→ AIM OF THE EXERCISE:
The answer must consist of each line below that holds the word "server", copied as it stands.

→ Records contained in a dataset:
· · · · ·

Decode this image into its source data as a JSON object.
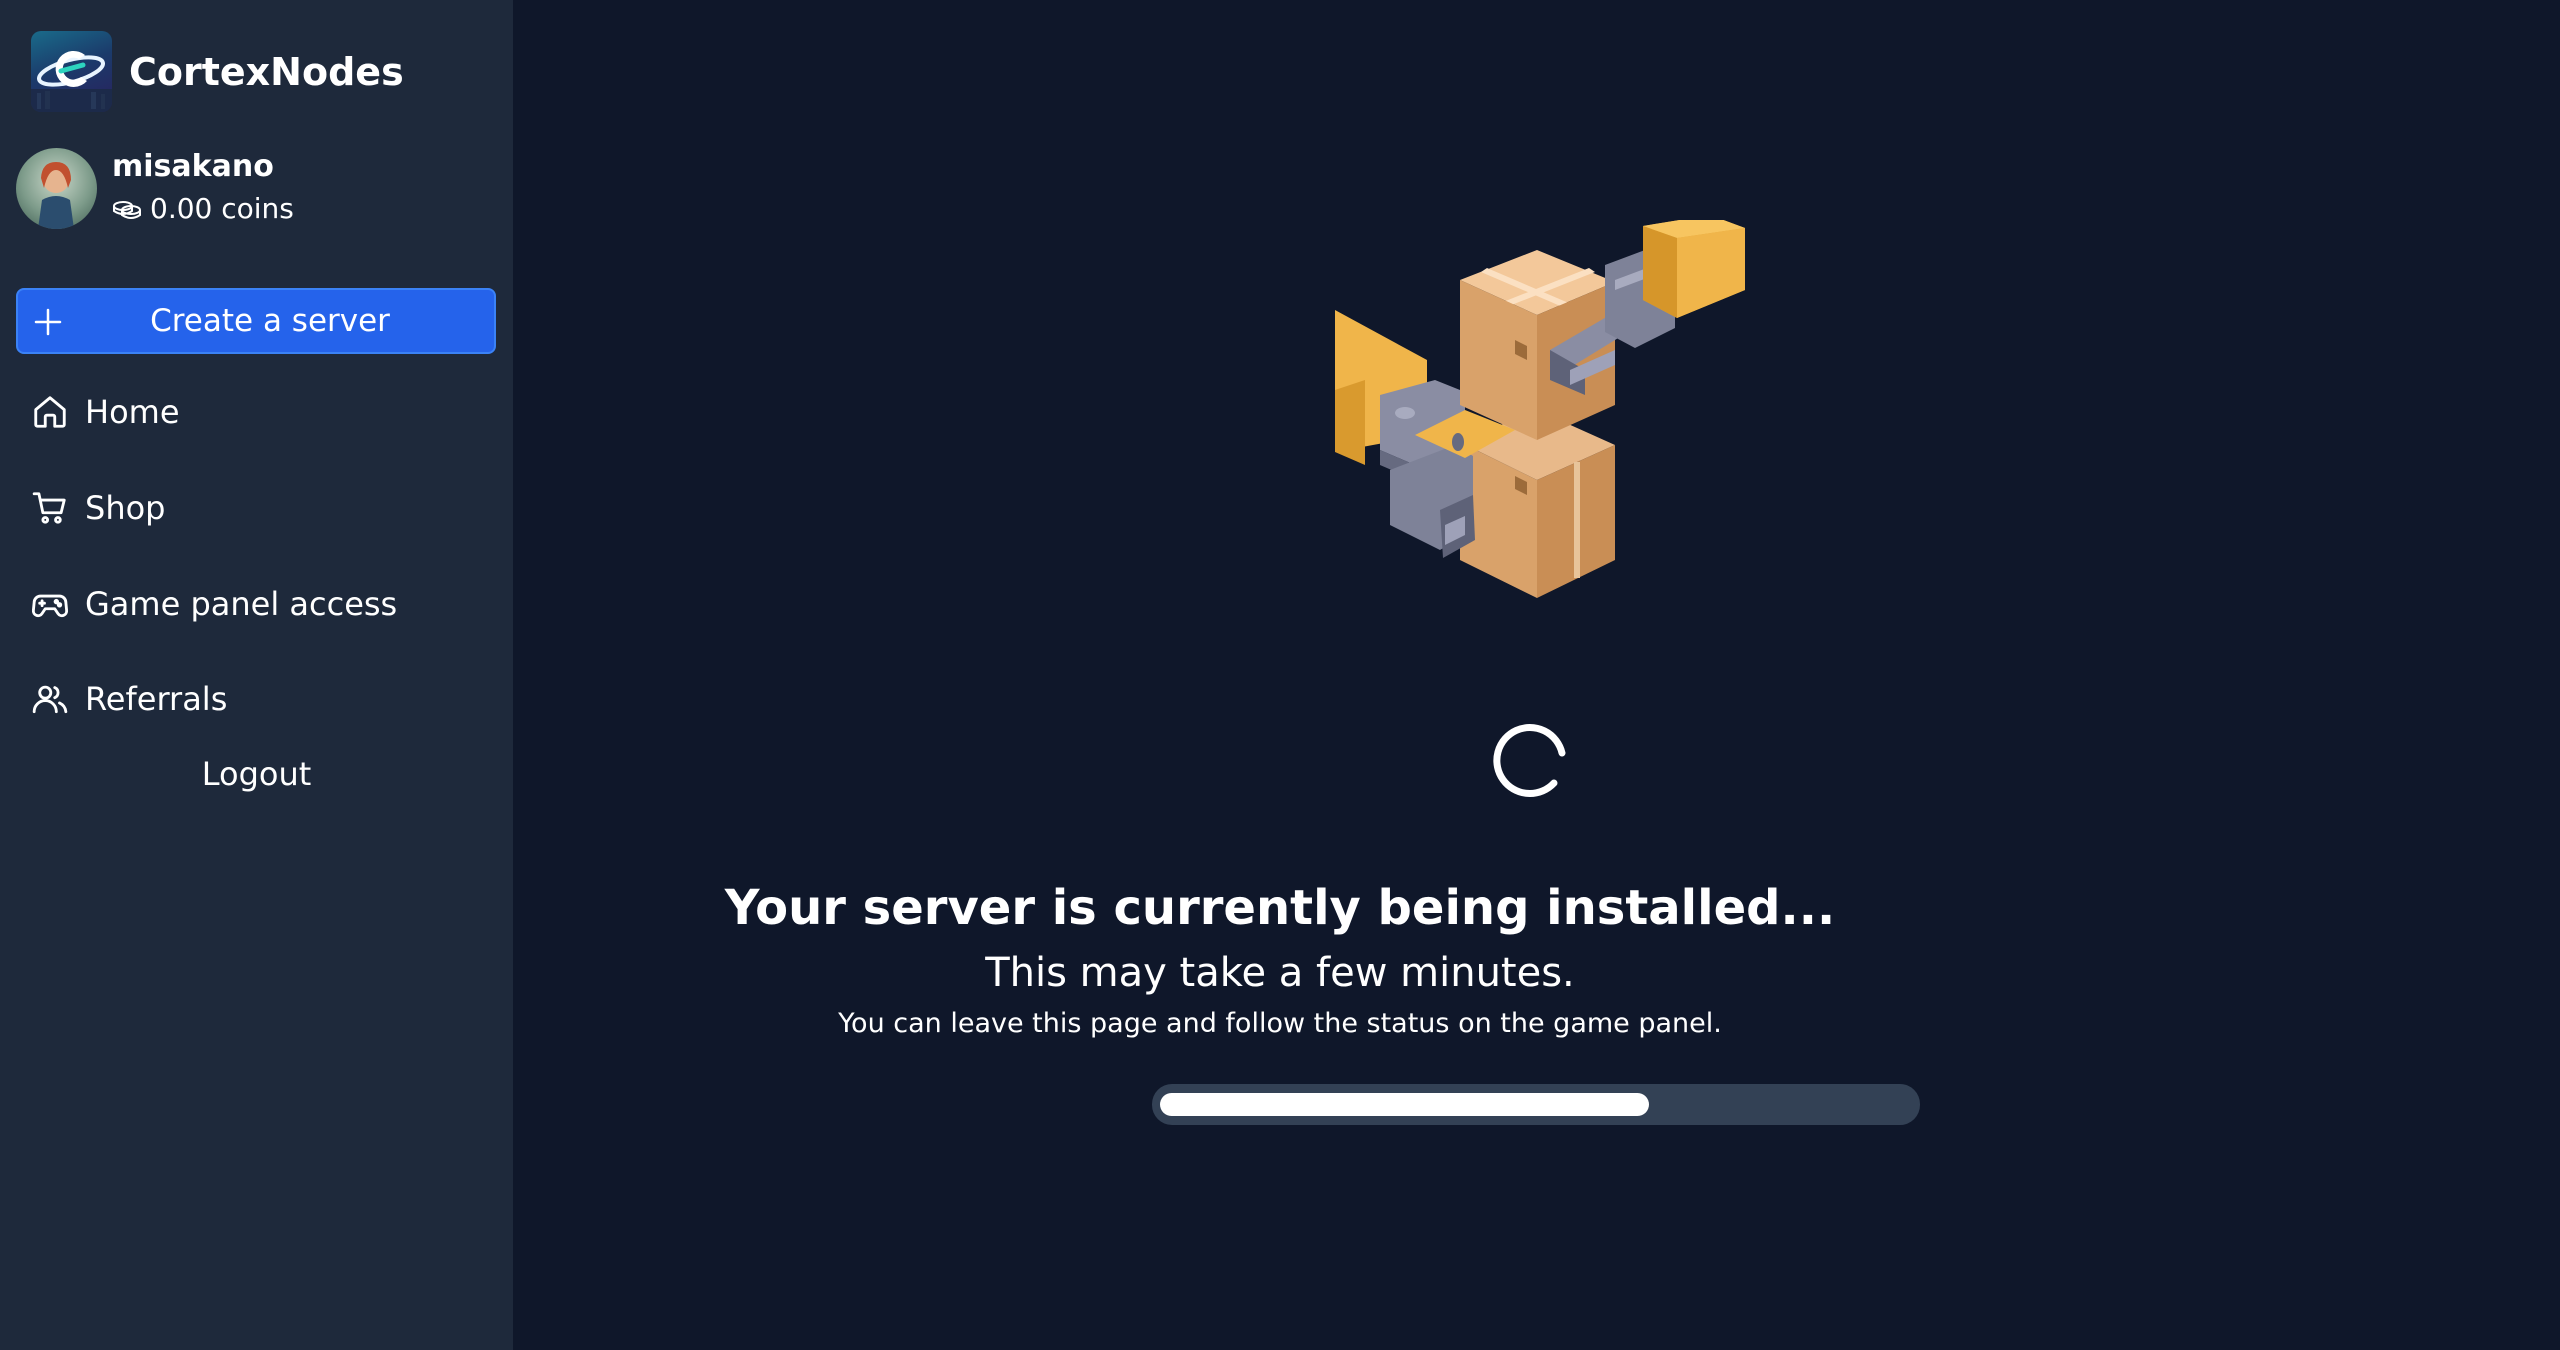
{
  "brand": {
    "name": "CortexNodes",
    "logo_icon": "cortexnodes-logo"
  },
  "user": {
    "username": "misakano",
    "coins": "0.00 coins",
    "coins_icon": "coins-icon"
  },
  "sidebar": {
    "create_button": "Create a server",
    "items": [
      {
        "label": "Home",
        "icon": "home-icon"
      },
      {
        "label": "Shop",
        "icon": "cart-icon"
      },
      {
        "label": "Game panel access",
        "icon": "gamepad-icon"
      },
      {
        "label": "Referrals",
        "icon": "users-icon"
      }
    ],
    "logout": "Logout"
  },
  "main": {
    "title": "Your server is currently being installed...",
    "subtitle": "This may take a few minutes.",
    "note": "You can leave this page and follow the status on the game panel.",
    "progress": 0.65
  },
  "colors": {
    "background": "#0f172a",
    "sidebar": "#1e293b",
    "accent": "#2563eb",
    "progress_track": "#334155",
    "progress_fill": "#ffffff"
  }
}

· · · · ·

→ SOLUTION TO THE EXERCISE:
    "create_button": "Create a server",
    "title": "Your server is currently being installed...",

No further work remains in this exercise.